• Material for this exercise:
Content starts

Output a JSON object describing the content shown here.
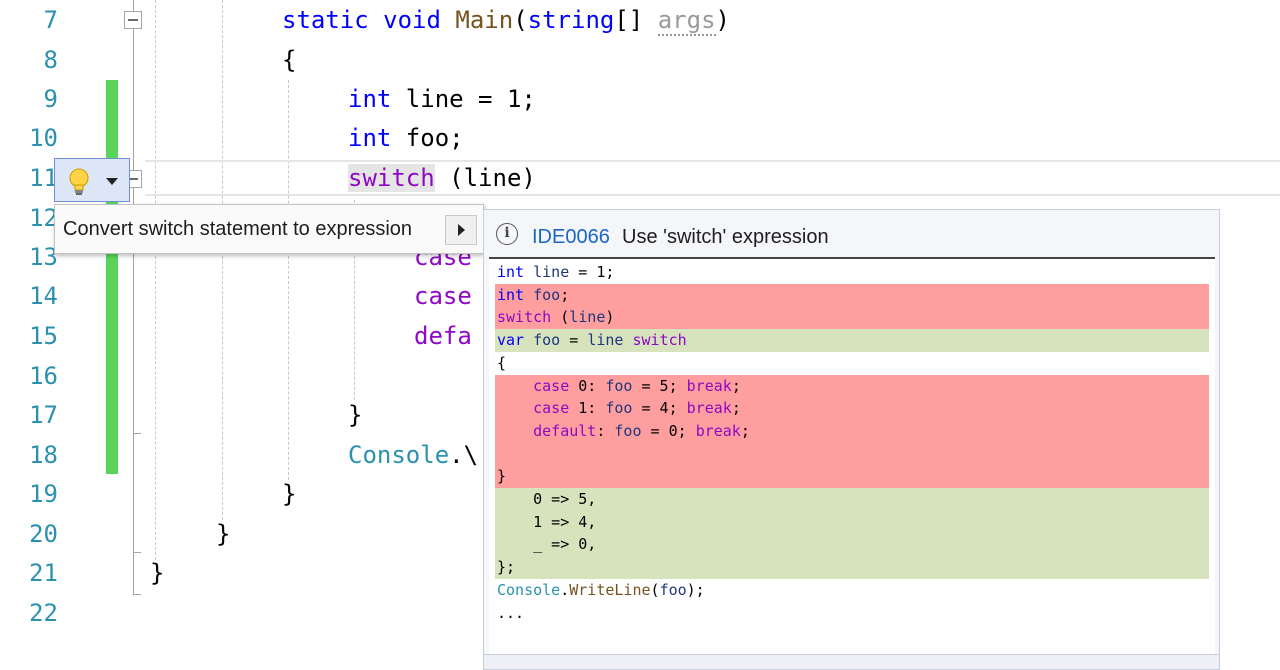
{
  "editor": {
    "line_numbers": [
      "7",
      "8",
      "9",
      "10",
      "11",
      "12",
      "13",
      "14",
      "15",
      "16",
      "17",
      "18",
      "19",
      "20",
      "21",
      "22"
    ]
  },
  "code": {
    "l7": {
      "kw_static": "static",
      "kw_void": "void",
      "fn": "Main",
      "open": "(",
      "kw_string": "string",
      "brackets": "[] ",
      "param": "args",
      "close": ")"
    },
    "l8": "{",
    "l9": {
      "kw": "int",
      "rest": " line = 1;"
    },
    "l10": {
      "kw": "int",
      "rest": " foo;"
    },
    "l11": {
      "kw": "switch",
      "rest": " (line)"
    },
    "l13": "case",
    "l14": "case",
    "l15": "defa",
    "l17": "}",
    "l18": {
      "type": "Console",
      "dot": ".\\"
    },
    "l19": "}",
    "l20": "}",
    "l21": "}"
  },
  "lightbulb": {
    "icon": "lightbulb-icon",
    "dropdown_icon": "chevron-down-icon"
  },
  "menu": {
    "item_label": "Convert switch statement to expression",
    "submenu_icon": "chevron-right-icon"
  },
  "preview": {
    "info_icon": "i",
    "diagnostic_id": "IDE0066",
    "message": "Use 'switch' expression",
    "lines": [
      {
        "text": "int line = 1;",
        "state": "normal"
      },
      {
        "text": "int foo;",
        "state": "deleted"
      },
      {
        "text": "switch (line)",
        "state": "deleted"
      },
      {
        "text": "var foo = line switch",
        "state": "added"
      },
      {
        "text": "{",
        "state": "normal"
      },
      {
        "text": "    case 0: foo = 5; break;",
        "state": "deleted"
      },
      {
        "text": "    case 1: foo = 4; break;",
        "state": "deleted"
      },
      {
        "text": "    default: foo = 0; break;",
        "state": "deleted"
      },
      {
        "text": "",
        "state": "deleted"
      },
      {
        "text": "}",
        "state": "deleted"
      },
      {
        "text": "    0 => 5,",
        "state": "added"
      },
      {
        "text": "    1 => 4,",
        "state": "added"
      },
      {
        "text": "    _ => 0,",
        "state": "added"
      },
      {
        "text": "};",
        "state": "added"
      },
      {
        "text": "Console.WriteLine(foo);",
        "state": "normal"
      },
      {
        "text": "...",
        "state": "normal"
      }
    ]
  },
  "colors": {
    "line_number": "#2b91af",
    "keyword": "#0000ff",
    "control_keyword": "#8f08c4",
    "change_bar": "#5ad35a",
    "diff_deleted": "#ff9e9e",
    "diff_added": "#d7e3bc",
    "diagnostic_link": "#1a66c7"
  }
}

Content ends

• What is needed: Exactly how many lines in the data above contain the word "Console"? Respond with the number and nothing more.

• Written answer: 2